The committee, which made 176 recommendations, also found a separate inquiry into the prostitution of a 12-year-old girl was not needed.
But it said: "The Attorney-General must immediately take such steps as required to satisfy himself that the decision of the Director of Public Prosecutions to not prosecute other alleged offenders against the 12-year-old child was appropriate."
Among findings and recommendations are:
- A growing number of children whose births were not registered
- No parent should be denied legal help over custody after child is removed
- Many children in out-of-home care were not regularly at school and half surveyed said they had nobody to turn to for homework help
- A pilot specialised youth magistrate should be extended.
- The committee recommended more early intervention for unborn and young babies.
"If an unborn baby alert is placed on an at-risk mother, there must be a tracking system to notify if the mother has not presented to a hospital for the birth," the report recommended.
The Salvation Army had reported they were seeing more children whose births were not registered.
Liberal MP Jacquie Petrusma queried the Department of Health and Human Services.
"Some of these 16-year-olds must be giving birth out in the bush because these kids are suddenly arriving into the system when they are months old."
The DHHS staffer said: "If we communicate there is an alert in place, we need to weigh up the possibility of the mother fleeing and hiding away from Child Protection."
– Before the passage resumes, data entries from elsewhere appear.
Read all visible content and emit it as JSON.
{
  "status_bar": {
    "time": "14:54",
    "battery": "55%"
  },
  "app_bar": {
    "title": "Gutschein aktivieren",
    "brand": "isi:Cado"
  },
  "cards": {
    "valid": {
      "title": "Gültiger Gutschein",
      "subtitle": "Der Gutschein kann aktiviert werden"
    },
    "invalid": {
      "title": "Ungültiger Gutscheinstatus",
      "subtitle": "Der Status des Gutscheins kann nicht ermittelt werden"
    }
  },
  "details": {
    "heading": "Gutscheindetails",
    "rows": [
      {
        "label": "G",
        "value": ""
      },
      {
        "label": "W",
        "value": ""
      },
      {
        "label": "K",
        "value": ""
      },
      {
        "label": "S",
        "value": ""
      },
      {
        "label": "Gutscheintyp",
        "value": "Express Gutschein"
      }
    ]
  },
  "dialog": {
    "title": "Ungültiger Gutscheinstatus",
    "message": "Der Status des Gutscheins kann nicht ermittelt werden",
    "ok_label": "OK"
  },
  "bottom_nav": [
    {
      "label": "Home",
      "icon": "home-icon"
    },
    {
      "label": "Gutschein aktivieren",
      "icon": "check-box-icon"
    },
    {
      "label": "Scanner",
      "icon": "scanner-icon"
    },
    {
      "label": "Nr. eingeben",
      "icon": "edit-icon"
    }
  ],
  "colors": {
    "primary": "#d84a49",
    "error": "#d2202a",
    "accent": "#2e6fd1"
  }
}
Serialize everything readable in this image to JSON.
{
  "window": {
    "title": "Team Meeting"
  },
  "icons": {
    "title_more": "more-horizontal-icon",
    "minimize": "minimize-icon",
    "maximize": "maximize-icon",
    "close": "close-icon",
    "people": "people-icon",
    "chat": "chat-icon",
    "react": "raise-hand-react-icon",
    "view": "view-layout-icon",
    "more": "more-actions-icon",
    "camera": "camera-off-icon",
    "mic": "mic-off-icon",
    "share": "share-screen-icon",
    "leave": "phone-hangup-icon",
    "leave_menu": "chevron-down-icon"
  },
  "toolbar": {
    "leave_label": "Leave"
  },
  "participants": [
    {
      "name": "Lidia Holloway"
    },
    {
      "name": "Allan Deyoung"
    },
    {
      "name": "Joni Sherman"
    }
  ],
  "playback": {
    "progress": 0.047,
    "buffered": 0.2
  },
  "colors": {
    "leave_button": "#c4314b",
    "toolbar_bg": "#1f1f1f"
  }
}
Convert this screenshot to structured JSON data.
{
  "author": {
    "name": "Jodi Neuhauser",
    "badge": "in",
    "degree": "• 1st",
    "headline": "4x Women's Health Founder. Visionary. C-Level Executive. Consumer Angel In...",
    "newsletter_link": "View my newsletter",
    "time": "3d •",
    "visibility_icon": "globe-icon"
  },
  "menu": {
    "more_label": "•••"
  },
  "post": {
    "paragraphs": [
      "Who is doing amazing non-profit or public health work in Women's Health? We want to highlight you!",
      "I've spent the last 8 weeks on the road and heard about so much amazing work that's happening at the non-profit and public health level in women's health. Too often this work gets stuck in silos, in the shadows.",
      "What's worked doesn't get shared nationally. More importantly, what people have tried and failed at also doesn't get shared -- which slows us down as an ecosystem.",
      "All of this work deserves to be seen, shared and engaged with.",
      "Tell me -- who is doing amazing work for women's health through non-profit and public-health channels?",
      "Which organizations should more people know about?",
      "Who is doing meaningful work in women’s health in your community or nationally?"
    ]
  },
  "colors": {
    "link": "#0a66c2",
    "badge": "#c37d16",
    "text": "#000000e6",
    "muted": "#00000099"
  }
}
The report urged that parents who had had babies removed at birth needed support.
Source: The Mercury (Australia)